What you will do —
Sort through the entries below and pull out lines containing the word "email".

Dataset content —
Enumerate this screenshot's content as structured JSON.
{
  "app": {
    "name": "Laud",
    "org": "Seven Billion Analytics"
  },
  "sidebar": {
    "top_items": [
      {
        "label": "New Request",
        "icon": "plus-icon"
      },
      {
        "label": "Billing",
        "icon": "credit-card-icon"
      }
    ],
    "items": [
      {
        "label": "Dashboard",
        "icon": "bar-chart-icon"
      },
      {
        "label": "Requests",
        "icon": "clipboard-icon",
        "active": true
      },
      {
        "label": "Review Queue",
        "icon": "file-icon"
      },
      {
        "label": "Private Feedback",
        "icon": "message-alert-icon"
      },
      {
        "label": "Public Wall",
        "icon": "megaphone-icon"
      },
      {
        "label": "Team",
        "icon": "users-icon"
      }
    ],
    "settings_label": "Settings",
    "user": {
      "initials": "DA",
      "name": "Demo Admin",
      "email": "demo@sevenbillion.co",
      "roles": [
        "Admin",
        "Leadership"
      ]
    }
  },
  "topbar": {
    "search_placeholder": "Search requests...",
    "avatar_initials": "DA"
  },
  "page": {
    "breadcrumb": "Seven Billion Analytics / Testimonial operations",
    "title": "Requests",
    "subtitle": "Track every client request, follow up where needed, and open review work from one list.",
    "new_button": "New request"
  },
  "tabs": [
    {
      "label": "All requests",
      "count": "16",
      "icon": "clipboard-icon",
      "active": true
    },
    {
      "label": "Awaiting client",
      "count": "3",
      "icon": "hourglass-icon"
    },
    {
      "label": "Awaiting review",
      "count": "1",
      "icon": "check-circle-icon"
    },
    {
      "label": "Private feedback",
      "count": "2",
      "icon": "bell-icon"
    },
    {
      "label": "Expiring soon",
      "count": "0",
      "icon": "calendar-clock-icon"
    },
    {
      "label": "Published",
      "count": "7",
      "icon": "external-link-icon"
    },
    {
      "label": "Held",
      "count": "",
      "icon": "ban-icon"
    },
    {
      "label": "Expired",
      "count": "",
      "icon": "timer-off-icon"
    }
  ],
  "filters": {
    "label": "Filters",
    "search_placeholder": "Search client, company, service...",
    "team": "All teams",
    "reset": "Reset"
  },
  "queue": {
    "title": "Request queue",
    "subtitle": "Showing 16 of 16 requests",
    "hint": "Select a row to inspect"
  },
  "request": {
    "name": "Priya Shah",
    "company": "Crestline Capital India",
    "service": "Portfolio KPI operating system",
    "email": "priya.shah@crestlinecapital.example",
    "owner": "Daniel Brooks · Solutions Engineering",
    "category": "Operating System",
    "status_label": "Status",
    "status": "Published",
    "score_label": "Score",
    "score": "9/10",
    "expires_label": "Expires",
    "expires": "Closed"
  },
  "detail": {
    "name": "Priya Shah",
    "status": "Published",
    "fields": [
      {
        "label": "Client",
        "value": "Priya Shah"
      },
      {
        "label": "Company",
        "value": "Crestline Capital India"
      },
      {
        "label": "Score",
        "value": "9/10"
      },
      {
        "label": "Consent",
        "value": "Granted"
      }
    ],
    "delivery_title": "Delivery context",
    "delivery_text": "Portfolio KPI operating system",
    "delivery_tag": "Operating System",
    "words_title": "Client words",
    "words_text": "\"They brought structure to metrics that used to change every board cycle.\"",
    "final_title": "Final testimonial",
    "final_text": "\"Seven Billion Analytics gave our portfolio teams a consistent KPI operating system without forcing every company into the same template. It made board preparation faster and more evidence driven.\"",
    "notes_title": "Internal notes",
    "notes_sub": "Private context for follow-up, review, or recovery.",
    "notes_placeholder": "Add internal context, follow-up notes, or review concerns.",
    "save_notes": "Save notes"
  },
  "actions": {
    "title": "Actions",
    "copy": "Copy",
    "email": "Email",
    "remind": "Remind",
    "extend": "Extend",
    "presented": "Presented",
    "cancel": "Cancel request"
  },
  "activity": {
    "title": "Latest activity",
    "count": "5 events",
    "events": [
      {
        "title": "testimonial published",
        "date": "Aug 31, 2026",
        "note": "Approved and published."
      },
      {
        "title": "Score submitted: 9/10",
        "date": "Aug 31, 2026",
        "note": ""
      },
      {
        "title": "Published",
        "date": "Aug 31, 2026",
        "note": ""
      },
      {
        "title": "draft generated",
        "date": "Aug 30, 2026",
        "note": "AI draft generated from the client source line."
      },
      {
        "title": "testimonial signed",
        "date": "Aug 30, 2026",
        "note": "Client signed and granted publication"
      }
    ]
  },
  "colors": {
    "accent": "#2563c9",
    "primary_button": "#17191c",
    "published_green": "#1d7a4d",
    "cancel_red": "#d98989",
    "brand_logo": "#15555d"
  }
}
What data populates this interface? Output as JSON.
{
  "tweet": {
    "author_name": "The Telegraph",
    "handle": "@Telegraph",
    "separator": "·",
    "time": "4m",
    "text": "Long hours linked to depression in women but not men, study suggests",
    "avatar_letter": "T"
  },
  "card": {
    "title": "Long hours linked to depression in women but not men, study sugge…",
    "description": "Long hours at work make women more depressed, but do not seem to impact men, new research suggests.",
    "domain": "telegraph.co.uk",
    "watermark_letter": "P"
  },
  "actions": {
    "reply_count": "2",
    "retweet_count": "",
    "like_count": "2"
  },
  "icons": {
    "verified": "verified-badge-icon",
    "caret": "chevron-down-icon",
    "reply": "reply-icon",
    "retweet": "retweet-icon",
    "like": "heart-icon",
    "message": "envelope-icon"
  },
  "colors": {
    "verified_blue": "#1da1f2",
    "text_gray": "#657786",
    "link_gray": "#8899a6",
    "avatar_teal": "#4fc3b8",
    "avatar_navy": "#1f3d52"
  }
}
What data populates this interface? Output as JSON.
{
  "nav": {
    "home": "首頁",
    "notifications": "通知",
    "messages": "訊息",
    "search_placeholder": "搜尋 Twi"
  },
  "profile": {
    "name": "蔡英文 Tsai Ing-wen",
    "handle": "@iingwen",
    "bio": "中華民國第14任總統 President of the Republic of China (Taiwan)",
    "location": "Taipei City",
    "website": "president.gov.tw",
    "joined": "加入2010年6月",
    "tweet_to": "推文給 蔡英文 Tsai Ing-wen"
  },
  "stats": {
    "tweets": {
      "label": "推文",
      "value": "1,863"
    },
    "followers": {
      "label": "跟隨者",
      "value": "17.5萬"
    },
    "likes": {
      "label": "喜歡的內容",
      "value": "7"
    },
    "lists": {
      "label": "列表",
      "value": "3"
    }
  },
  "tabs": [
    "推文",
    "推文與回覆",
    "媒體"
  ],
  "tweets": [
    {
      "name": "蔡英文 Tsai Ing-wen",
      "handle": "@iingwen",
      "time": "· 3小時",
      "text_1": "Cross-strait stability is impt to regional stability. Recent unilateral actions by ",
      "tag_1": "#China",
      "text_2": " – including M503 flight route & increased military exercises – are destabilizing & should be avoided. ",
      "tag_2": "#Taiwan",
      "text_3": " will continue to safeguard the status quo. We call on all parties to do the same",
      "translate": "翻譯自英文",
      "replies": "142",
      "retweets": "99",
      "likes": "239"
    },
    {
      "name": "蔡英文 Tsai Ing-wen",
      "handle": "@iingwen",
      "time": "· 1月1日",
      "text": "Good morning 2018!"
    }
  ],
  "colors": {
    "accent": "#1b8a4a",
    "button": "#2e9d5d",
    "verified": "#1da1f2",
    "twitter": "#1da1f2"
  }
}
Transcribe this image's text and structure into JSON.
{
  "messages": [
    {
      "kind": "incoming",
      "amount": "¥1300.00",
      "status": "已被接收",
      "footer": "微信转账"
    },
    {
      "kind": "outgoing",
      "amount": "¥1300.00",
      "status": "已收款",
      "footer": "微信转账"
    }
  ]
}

Response box —
      "email": "demo@sevenbillion.co",
    "email": "priya.shah@crestlinecapital.example",
    "email": "Email",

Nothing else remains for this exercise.